The elections, which were held on 5 March 1933, were preceded by a brutal campaign in which Nazi stormtroopers, under the command of Ernst Röhm, figured prominently. Hitler took advantage of the Reichstag - German Parliament fire of 27 February 1933, which was blamed on the work of a dazed Dutch communist named Marinus van der Lubbe, to suspend all civil liberties and arrest Communist as well as other opposition leaders. Despite a campaign of terror the Nazis Party did not win a majority, gaining only 43.9 % of the total.
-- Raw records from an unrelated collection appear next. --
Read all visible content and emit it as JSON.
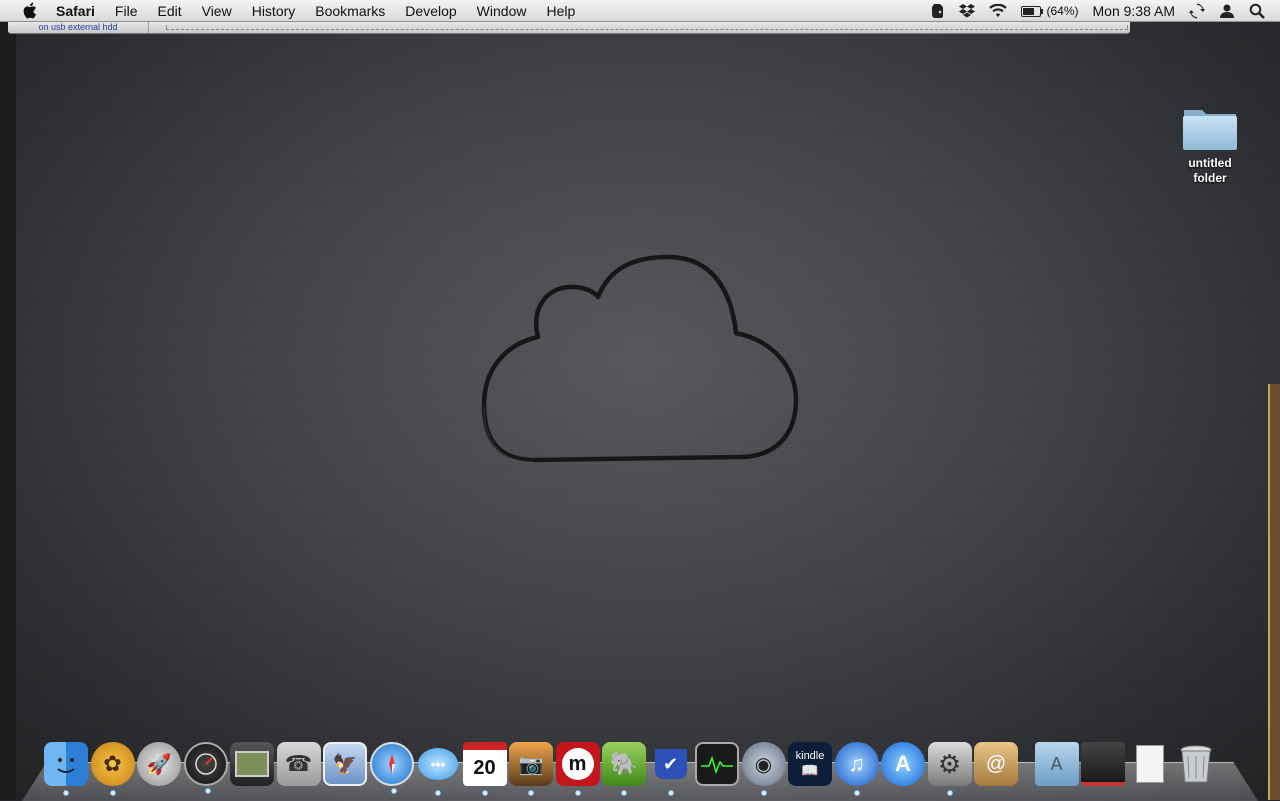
{
  "menubar": {
    "app_name": "Safari",
    "menus": [
      "File",
      "Edit",
      "View",
      "History",
      "Bookmarks",
      "Develop",
      "Window",
      "Help"
    ],
    "status": {
      "battery_percent": "(64%)",
      "clock": "Mon 9:38 AM"
    }
  },
  "safari_strip": {
    "tab_label": "on usb external hdd"
  },
  "desktop": {
    "folder_label_line1": "untitled",
    "folder_label_line2": "folder"
  },
  "dock": {
    "items": [
      "finder-icon",
      "gnome-icon",
      "launchpad-icon",
      "dashboard-icon",
      "photo-booth-icon",
      "phone-icon",
      "mail-icon",
      "safari-icon",
      "messages-icon",
      "calendar-icon",
      "iphoto-icon",
      "mendeley-icon",
      "evernote-icon",
      "todo-mug-icon",
      "activity-monitor-icon",
      "quicktime-icon",
      "kindle-icon",
      "itunes-icon",
      "app-store-icon",
      "system-preferences-icon",
      "address-book-icon",
      "applications-folder-icon",
      "downloads-stack-icon",
      "document-icon",
      "trash-icon"
    ],
    "calendar_day": "20",
    "kindle_label": "kindle"
  }
}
However, the 8 % acquired by the DNVP was enough for both parties to hold to and use the majority op seats in the Reichstag. At its first meeting on 23 March the Reichstag, under tremendous pressure from the SA-Sturmabteilung - Storm Brigade and from the SS-Schutzstaffel - Protective Echelon led by Heinrich Himmler, voted in favor of the Enabling Act which gave Hitler the desired power to ignore the constitution.
Within two weeks after passing the Enabling Act, Nazi governors were sent out to bring the federal states into line, and a few months later the states themselves were abolished. On 7 April 1933 the civil service and the universities were purged of socialists, democrats, and Jews. On 2 May the trade unions were disbanded and replaced by what the Nazis called a Labor Front. In the meantime Göring had begun refashioning the political arm of the Prussian police into a secret political police called the Gestapo - Geheime Staatspolizei - Secret Police to serve the Nazi cause. A process that was duplicated by Himmler with the Bavarian police.
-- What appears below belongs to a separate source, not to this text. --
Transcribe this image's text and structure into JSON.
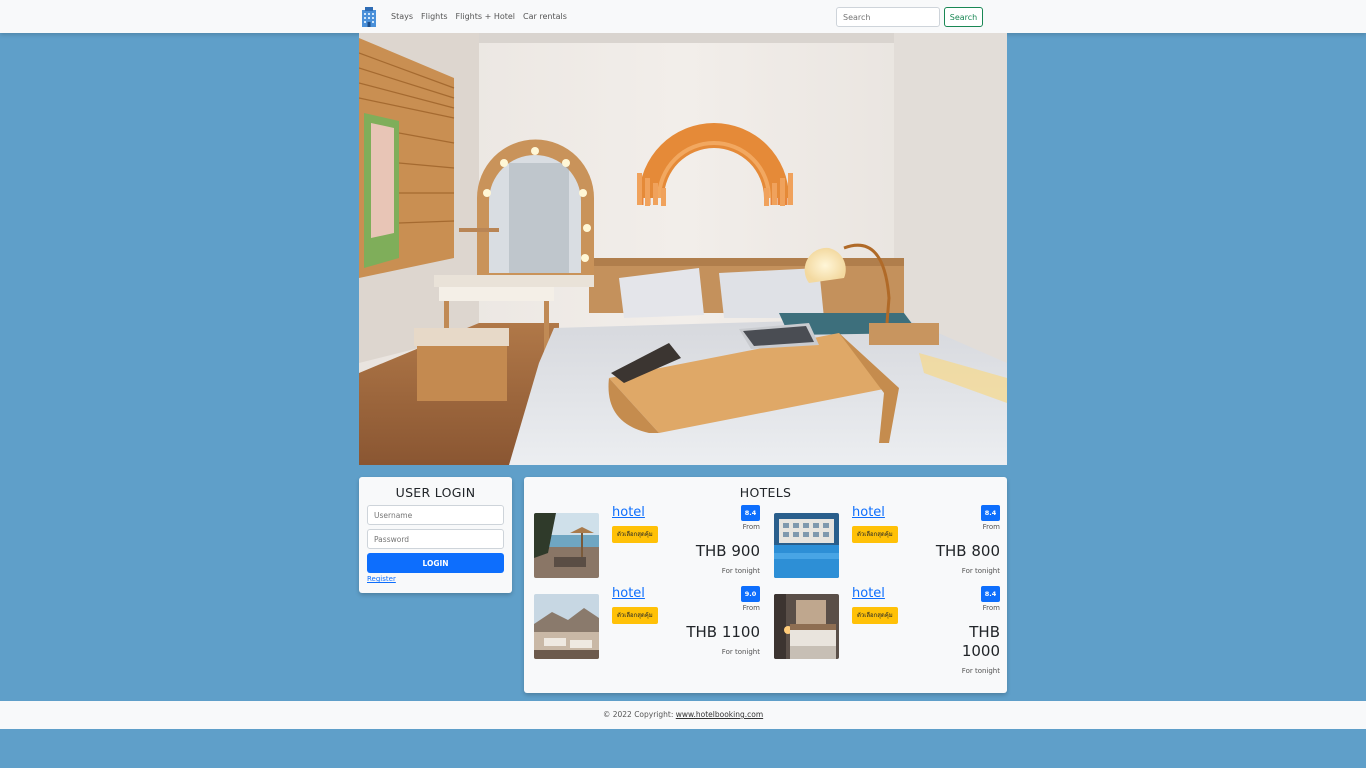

The brutality with which Hitler chose to meet any alleged challenge to his authority became evident in his dramatic ordering of the murder of the SA leadership on the Night of Long Knives, 30 June 1934. Röhm's stormtrooper street thugs had provided useful muscle during the party's long years of struggle, but their continuing inclination for unruliness, Hitler feared, could invite the army's intervention and therewith his own overthrow. To head off this possibility, Hitler engaged the loyal Himmler, who used his SS to purge the SA of dozens of its leaders including Hitler's longtime friend Ernst Röhm. The next to last step in Hitler's seizure of power came on 2 August 1934 when, upon the death of President Hindenburg, he appropriated for himself the powers of the presidency and combined these powers with that of the chancellorship. The final step came in February of 1938 when Hitler took personal command over the three branches of the German armed forces. Kristallnacht - Night of the broken glass, 7 November 1938, was a night of violence orchestrated against the Jewish people and their properties in Germany. It was the beginning of the end for Europe's Jewish communities.